Achieving an equitable division of property is the ideal in a divorce settlement. But equitable does not always mean equal, particularly if one spouse came into the marriage with significant assets before they married their current spouse or inherited certain assets prior to or during the marriage.
In the event that you have a separate property claim, it is imperative to work with your attorney to trace and identify that separate property. If you have commingled your separate property with marital property and therefore cannot trace your separate property claim, you may lose your separate property claim but can still ask for an unequal and equitable distribution of the assets based upon your separate property contributions.
Before an equitable division of property can occur, it is necessary to identify and value assets that would be considered marital property (earned/achieved during the marriage) or separate property (earned/achieved before the marriage) or inherited before or during the marriage.
That said, pre-marital businesses are also vulnerable to claims for equitable distribution.
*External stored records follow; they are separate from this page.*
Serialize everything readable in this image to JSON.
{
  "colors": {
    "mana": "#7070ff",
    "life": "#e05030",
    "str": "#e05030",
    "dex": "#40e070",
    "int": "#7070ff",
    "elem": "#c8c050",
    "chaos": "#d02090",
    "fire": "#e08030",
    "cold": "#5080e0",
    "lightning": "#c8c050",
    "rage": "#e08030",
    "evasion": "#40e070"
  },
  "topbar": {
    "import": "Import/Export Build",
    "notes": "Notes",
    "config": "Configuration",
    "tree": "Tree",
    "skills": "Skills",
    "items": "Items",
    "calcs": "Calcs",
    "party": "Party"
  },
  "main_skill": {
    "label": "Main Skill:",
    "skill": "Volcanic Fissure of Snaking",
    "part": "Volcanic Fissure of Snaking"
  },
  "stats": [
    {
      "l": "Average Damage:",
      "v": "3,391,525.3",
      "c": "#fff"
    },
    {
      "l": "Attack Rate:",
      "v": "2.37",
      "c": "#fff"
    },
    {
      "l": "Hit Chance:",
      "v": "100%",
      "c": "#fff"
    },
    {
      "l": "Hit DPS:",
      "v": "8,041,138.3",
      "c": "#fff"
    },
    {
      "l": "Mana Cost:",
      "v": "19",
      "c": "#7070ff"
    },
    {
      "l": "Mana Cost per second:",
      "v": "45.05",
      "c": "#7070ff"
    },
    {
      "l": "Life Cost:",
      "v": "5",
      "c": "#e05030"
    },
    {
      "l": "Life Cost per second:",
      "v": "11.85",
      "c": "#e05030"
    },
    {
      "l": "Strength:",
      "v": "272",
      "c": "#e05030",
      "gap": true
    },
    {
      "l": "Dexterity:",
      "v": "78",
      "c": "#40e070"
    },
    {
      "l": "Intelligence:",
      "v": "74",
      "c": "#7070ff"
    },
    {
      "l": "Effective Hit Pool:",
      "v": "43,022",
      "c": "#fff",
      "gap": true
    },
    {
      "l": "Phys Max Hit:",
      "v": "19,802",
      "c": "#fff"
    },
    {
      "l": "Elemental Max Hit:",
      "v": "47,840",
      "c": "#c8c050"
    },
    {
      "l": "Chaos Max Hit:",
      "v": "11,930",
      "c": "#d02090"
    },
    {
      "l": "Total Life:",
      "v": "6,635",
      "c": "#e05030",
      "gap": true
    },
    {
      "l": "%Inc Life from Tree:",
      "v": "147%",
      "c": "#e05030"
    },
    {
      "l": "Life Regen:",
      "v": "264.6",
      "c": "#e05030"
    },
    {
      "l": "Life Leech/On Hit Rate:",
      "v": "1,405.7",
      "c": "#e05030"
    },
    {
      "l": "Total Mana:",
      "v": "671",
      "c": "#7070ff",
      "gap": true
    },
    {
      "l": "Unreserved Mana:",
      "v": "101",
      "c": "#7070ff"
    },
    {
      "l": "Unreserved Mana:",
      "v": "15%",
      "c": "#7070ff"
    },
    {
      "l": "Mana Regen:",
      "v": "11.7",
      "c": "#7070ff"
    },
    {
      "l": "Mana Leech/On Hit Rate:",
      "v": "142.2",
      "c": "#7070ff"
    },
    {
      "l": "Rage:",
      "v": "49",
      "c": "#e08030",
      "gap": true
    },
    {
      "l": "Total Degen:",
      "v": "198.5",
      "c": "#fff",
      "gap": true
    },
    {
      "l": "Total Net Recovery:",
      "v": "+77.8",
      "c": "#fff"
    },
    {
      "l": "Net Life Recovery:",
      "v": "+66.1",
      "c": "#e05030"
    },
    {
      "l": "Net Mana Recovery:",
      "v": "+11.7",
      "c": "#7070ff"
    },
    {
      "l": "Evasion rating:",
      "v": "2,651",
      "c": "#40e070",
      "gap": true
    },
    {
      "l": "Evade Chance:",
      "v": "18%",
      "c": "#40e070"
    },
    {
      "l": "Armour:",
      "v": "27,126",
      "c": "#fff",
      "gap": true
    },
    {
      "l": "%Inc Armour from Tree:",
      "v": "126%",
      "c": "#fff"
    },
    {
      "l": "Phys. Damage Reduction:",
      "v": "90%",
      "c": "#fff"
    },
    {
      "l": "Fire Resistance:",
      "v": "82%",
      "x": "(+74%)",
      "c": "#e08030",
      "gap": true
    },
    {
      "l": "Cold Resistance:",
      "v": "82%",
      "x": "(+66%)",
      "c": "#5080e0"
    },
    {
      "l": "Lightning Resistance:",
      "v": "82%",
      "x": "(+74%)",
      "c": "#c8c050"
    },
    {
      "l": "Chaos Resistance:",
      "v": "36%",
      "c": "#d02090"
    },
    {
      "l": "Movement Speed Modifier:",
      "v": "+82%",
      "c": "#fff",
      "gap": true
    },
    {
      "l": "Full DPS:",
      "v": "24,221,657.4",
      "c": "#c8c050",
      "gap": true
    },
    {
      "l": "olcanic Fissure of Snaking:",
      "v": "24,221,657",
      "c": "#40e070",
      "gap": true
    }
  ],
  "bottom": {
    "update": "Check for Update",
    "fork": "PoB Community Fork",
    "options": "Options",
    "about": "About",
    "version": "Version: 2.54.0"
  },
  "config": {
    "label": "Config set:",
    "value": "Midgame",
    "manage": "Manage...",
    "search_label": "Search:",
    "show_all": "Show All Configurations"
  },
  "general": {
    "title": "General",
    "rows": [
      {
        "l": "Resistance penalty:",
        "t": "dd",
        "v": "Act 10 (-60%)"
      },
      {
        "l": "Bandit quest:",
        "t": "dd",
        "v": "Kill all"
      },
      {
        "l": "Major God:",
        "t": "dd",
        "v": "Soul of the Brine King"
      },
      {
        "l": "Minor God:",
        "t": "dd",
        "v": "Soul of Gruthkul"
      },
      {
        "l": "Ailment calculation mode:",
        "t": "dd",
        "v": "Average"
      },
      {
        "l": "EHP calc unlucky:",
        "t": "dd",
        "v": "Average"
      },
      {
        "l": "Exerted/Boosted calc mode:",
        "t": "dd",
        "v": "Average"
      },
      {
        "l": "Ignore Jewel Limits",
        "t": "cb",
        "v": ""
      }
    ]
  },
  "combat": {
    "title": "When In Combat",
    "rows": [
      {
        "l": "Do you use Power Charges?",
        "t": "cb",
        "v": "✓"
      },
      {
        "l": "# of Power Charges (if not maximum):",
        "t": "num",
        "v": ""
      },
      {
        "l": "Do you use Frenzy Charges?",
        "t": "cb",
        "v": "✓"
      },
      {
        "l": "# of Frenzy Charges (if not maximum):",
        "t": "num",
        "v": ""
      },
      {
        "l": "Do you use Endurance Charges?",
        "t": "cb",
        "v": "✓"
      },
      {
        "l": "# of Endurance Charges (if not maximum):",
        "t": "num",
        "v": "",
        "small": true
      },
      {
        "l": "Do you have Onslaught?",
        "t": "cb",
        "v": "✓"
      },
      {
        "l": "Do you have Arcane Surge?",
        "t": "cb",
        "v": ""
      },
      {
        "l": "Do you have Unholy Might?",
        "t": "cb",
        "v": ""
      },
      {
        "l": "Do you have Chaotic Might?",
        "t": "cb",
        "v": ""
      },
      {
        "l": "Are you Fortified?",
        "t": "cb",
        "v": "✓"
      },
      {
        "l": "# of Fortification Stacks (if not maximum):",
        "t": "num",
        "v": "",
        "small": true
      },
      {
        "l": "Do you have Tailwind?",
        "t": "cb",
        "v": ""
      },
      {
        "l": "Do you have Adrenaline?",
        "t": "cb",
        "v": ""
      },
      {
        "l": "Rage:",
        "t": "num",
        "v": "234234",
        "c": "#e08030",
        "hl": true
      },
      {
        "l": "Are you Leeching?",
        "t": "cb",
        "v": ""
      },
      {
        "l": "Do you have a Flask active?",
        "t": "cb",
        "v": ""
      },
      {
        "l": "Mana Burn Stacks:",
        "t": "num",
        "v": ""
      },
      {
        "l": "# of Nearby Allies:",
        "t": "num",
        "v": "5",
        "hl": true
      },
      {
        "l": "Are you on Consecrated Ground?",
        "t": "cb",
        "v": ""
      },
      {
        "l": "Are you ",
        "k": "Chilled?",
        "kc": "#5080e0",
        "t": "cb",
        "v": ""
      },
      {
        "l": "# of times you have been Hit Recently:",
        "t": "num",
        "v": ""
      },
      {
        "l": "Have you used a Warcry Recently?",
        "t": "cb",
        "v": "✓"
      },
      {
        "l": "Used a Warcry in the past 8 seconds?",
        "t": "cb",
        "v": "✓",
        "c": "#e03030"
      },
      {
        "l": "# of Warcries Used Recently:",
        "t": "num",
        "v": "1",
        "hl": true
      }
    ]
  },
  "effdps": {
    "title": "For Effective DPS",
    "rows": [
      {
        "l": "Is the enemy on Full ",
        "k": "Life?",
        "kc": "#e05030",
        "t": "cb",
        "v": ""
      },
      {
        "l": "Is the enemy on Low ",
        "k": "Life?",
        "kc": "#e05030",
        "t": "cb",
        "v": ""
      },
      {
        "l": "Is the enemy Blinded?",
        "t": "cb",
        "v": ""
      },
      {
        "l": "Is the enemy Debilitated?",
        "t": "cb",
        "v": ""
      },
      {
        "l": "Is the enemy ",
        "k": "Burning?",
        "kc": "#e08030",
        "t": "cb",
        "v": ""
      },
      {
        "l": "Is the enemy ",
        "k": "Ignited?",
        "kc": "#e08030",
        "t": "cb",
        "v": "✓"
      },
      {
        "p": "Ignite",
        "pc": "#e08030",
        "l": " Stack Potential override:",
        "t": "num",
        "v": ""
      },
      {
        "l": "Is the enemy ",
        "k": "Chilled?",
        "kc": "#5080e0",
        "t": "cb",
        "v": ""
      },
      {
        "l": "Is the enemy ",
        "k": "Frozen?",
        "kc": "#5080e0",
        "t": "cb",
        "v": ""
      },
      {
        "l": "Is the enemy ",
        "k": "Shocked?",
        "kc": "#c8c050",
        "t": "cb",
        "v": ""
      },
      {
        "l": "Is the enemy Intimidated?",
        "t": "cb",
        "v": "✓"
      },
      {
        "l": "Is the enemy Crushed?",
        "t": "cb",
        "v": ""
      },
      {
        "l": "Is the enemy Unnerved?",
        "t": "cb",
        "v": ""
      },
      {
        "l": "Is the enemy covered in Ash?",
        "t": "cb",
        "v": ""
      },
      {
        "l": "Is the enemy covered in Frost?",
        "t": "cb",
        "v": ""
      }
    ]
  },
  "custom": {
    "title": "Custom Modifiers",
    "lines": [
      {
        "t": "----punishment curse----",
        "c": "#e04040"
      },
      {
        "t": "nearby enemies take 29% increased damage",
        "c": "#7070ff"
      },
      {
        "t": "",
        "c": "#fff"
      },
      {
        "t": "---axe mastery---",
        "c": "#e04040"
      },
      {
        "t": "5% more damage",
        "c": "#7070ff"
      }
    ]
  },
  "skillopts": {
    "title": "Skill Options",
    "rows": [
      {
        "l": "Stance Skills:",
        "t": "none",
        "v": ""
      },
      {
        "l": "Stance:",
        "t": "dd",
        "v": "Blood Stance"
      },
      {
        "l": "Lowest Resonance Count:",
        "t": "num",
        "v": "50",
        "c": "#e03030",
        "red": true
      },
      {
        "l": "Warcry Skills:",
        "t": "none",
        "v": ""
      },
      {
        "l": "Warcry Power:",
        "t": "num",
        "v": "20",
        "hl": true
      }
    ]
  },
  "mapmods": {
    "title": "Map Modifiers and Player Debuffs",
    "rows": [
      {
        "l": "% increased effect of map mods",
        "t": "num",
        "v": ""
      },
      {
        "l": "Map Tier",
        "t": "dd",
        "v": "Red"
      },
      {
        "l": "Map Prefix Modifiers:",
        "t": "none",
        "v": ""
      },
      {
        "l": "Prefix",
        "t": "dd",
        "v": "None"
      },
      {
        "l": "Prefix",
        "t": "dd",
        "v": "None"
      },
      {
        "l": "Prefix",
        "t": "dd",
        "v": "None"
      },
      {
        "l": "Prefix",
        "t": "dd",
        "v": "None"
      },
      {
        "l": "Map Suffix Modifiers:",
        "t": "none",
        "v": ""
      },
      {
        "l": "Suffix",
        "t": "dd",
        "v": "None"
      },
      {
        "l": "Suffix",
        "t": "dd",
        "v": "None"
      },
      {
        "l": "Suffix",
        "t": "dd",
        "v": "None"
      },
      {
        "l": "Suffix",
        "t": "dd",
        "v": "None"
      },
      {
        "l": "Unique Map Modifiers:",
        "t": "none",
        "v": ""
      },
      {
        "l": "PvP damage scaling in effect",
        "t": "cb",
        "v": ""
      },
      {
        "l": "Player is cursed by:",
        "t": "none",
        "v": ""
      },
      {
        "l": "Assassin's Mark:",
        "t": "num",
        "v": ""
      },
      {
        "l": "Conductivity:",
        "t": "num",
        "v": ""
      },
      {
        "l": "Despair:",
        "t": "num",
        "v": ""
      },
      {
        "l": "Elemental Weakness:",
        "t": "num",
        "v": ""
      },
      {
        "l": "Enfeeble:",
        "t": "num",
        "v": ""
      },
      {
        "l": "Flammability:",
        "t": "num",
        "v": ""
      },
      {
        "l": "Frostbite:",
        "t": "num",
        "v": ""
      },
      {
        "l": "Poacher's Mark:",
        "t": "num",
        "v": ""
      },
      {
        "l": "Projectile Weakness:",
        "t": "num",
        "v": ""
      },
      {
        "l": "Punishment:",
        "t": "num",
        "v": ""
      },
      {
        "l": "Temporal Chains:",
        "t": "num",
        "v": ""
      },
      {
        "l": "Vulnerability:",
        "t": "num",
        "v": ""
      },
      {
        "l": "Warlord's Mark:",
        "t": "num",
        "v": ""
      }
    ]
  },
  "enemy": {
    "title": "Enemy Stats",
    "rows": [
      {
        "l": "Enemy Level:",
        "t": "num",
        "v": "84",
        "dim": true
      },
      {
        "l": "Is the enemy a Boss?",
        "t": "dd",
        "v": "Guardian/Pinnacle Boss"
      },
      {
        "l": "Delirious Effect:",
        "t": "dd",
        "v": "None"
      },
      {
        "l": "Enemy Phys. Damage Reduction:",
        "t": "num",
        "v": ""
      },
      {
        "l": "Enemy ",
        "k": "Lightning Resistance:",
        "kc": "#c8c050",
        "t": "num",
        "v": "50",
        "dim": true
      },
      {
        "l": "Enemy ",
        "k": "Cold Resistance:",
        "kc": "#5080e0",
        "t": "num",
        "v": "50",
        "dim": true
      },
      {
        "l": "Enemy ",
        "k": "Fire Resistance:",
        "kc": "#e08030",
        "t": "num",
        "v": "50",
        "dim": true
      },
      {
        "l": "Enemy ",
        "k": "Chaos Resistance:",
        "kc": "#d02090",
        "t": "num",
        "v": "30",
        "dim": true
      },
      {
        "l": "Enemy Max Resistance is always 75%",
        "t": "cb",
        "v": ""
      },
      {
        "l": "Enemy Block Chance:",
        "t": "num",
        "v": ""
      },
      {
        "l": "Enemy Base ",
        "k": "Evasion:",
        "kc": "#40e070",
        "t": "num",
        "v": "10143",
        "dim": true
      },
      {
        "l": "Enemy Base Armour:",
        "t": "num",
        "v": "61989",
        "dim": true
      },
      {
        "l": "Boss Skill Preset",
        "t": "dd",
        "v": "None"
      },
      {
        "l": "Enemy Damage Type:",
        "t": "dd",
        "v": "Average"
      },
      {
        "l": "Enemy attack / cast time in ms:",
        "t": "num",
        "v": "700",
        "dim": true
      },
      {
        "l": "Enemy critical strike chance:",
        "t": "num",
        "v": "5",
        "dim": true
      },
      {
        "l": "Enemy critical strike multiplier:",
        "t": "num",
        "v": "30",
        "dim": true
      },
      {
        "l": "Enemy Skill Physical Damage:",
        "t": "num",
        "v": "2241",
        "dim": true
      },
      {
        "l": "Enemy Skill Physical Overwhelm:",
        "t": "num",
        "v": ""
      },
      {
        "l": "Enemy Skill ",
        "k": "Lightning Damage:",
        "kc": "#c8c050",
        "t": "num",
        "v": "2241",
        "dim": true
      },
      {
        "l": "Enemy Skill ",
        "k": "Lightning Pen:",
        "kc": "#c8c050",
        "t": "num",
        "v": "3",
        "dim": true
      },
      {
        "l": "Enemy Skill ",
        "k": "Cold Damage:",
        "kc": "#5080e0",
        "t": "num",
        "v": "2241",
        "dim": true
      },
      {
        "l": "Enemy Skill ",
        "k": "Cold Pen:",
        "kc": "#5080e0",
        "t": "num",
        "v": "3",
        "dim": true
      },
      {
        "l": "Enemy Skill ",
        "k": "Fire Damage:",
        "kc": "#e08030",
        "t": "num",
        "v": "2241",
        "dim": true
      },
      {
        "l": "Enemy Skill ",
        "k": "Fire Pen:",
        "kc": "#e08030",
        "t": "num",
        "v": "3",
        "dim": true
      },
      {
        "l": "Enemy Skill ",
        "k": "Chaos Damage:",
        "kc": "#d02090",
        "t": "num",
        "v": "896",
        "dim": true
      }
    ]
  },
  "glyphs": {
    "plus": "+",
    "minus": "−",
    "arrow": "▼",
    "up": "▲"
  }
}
A valid prenuptial or postnuptial agreement can help eliminate or limit the threat to a pre-marital business venture in a future divorce.
Examples of separate property which are protected from equitable distribution in New York State may include:
- Earnings from personal injury claims; and
- Separately maintained pre-marital accounts.
As a family law attorney and Certified Divorce Financial Analyst, Lisa Zeiderman has the financial expertise to assist in performing a complex financial evaluation of your pre-marital holdings to determine their worth, always keeping in mind the cost of litigation.